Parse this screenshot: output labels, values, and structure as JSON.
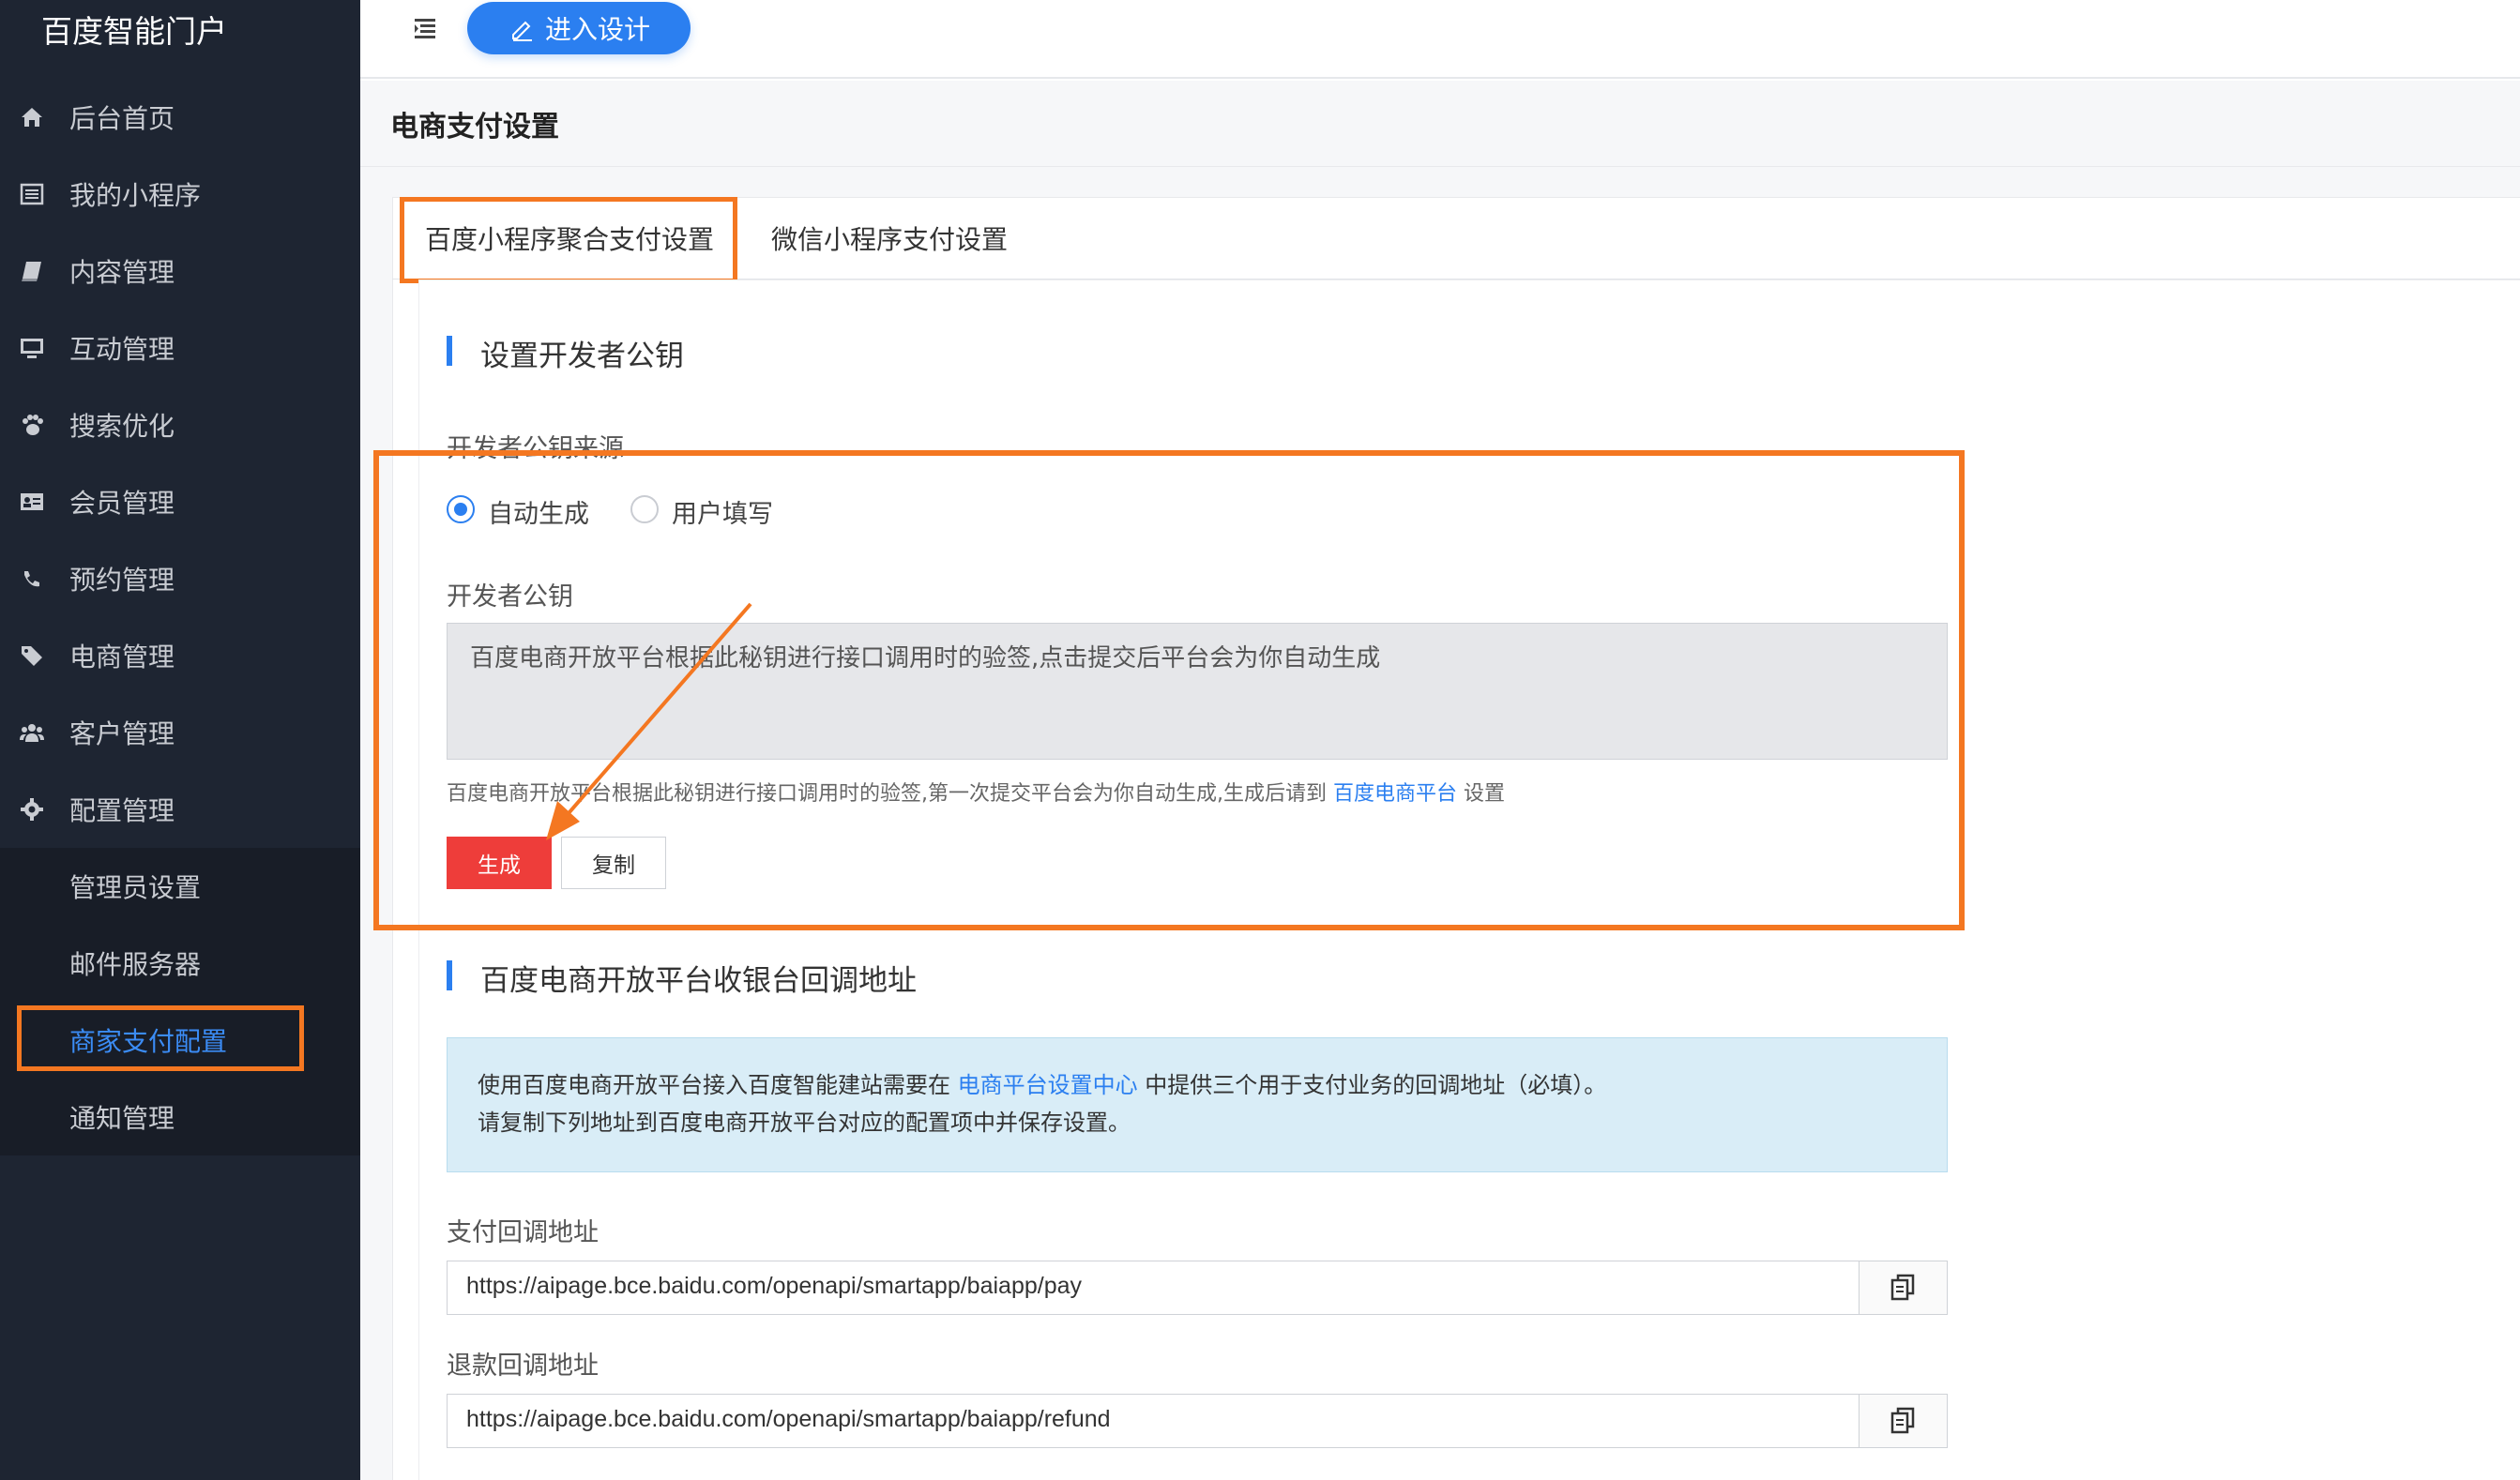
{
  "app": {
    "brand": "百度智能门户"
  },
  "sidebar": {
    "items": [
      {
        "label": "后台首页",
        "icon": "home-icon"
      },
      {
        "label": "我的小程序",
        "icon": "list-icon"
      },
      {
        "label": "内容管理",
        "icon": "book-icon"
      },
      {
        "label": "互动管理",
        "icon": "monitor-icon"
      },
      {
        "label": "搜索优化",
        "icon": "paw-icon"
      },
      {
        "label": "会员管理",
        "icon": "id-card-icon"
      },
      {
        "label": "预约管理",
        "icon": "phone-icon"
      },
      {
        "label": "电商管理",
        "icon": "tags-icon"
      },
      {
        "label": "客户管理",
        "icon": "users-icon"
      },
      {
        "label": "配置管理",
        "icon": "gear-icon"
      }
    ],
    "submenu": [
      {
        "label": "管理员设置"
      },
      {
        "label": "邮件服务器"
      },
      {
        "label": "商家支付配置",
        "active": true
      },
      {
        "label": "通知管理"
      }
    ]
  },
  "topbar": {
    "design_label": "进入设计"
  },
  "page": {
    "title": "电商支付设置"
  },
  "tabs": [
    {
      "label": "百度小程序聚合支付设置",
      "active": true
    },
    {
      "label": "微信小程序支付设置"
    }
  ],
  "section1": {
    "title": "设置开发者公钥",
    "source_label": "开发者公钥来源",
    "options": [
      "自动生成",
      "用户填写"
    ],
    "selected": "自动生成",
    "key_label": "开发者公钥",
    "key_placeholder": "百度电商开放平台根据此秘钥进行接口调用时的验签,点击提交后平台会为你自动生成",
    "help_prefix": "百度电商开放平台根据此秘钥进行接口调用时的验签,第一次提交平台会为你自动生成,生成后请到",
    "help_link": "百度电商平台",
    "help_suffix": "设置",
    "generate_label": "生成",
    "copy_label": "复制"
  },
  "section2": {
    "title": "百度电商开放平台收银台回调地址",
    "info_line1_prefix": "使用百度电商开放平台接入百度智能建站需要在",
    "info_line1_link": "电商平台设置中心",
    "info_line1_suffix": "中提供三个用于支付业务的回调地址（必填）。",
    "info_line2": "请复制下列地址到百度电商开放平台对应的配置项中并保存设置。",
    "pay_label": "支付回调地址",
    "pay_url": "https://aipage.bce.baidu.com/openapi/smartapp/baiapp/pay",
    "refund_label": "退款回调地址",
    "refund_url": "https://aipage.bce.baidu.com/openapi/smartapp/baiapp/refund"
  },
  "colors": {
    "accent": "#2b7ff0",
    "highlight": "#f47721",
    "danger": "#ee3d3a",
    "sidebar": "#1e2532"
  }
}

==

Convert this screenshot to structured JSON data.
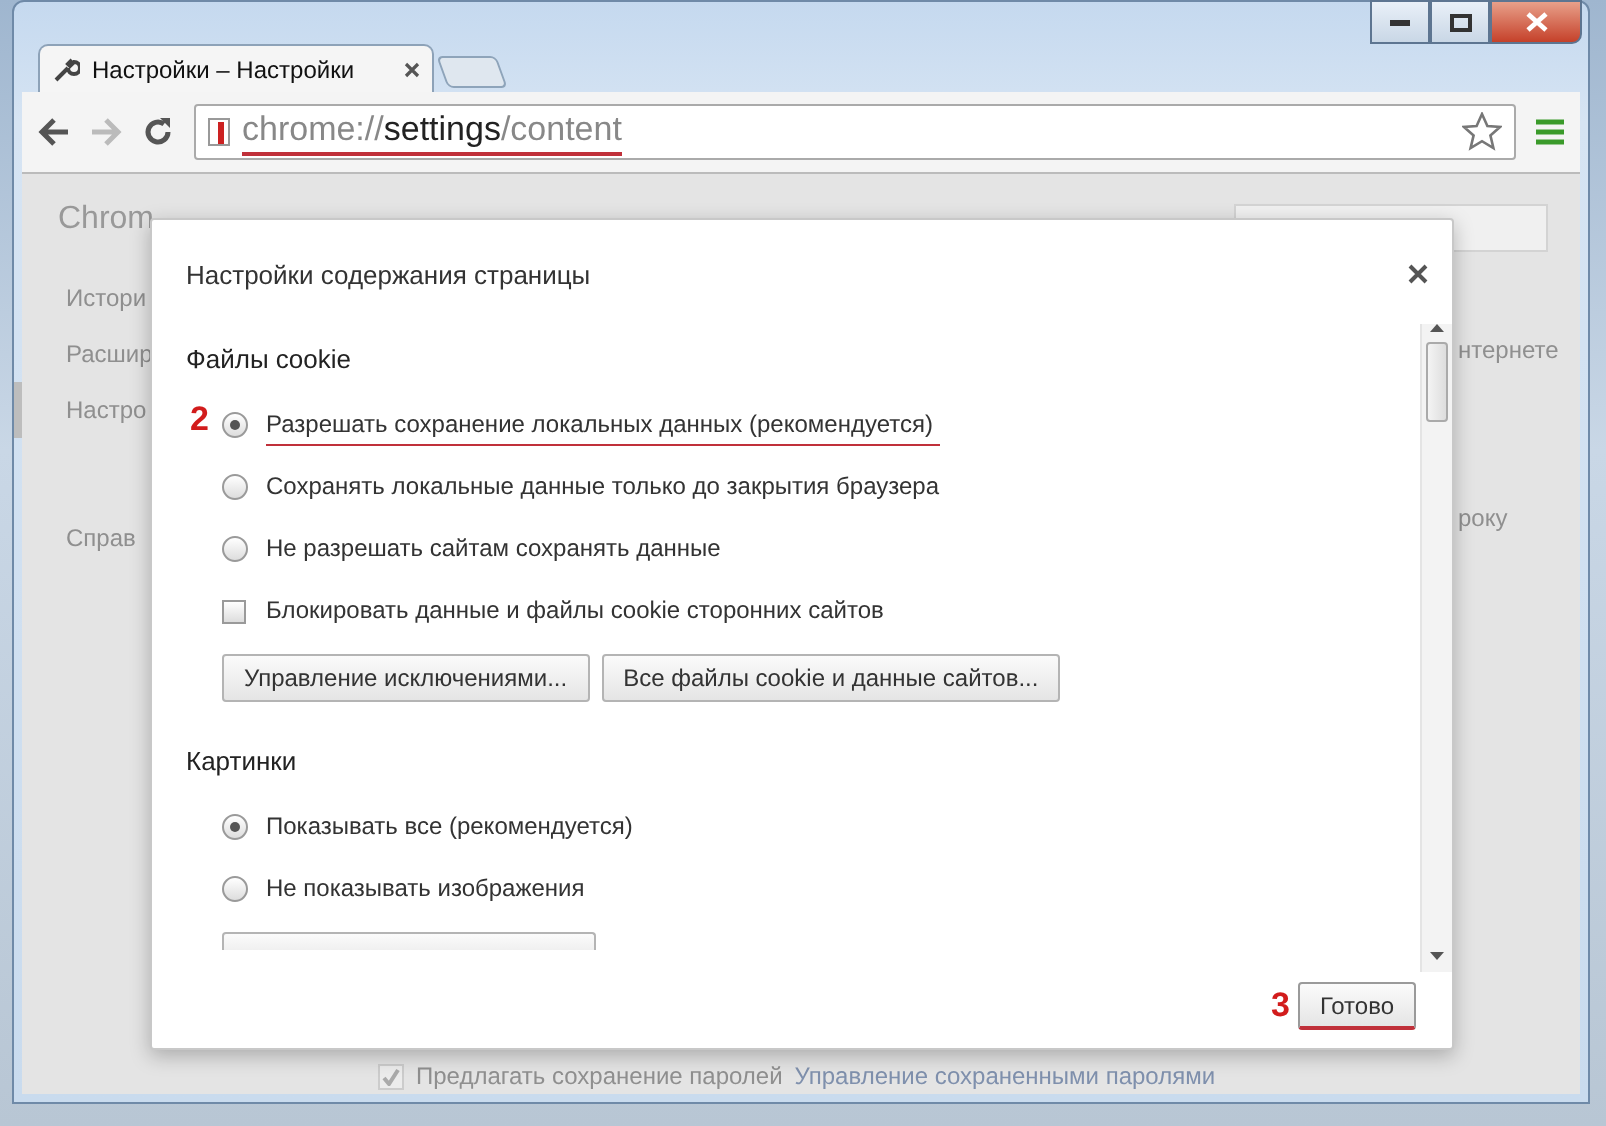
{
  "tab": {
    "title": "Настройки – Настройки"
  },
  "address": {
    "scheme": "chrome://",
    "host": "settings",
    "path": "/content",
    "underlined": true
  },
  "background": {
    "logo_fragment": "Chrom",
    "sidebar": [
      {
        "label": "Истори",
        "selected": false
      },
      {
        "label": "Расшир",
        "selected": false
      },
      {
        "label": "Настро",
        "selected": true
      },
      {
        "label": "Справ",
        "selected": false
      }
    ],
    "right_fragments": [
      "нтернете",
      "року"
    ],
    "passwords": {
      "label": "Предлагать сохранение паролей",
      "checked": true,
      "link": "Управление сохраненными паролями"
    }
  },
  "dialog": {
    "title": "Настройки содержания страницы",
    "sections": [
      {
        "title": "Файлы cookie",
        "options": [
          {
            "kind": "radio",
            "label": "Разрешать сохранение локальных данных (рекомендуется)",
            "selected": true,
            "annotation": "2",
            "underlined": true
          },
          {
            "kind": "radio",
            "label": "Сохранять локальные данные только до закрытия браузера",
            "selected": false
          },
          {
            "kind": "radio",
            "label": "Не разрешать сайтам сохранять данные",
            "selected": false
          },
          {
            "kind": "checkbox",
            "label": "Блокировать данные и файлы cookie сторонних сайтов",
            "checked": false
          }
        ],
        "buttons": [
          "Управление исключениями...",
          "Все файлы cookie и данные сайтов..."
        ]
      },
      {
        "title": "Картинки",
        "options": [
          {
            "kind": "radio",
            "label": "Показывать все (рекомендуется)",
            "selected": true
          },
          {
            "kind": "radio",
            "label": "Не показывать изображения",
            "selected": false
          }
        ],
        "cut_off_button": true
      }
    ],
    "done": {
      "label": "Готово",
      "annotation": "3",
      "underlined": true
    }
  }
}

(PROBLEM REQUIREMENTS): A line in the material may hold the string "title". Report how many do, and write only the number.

(EXERCISE OUTPUT): 7